  3. Very interesting, Jackie. I am lost without my tones mapped in from the start! Beautiful, luminous painting!

  4. I was fortunate to have a teacher (like you) who insisted that we constantly move around the page, that we use unifying washes, that each color used must appear more than once on the page or canvas to bring the painting together. This is particularly important with watercolor, which can otherwise look like a paint-by-numbers endeavour when you isolate colors and areas. Thanks for the clear and illuminating lecture!

  5. I also have noticed that many of the posters on WetCanvas seem to work corner to corner, and I couldn't for the life of me figure out how they could do that. Even if I am working from photographs I have to have a sense of the whole while I am working, esp if I am working with watercolor or pencil. Ink is a bit different but even there I tend to move around, working on different areas and even going back to do some rework (usually darkening). Glad to read there are good reasons for not working corner to corner.

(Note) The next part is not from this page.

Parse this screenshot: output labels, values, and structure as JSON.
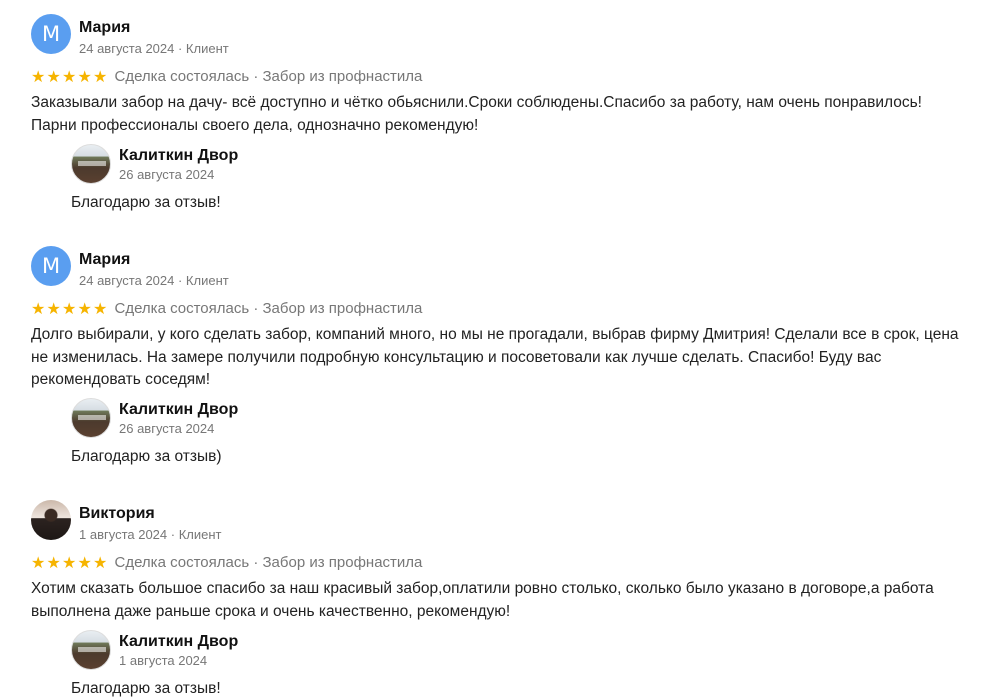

  6. Wow! Finally I got a weblog from where I know how
    to genuinely obtain valuable data concerning
    my study and knowledge.

    Also visit my blog post - Learn how to use your IPad

  7. Hi Jackie,
    I stumbled upon your site I know not from where. From then on I have been having a very informative read and now I have seen this post where you mention about your book with 100 paintings for Ipad. I HAVE to buy this wonderful book but being an owner of an Andriod-based surfpad(ASUS TFT300) I am not able to confidently buy it. I am like the kid on Christmas eve who stands outside the best lolly shop but cannot buy them. Any suggestions on how to relieve me off my pain and get to the lollies? :)


please feel free to leave me a message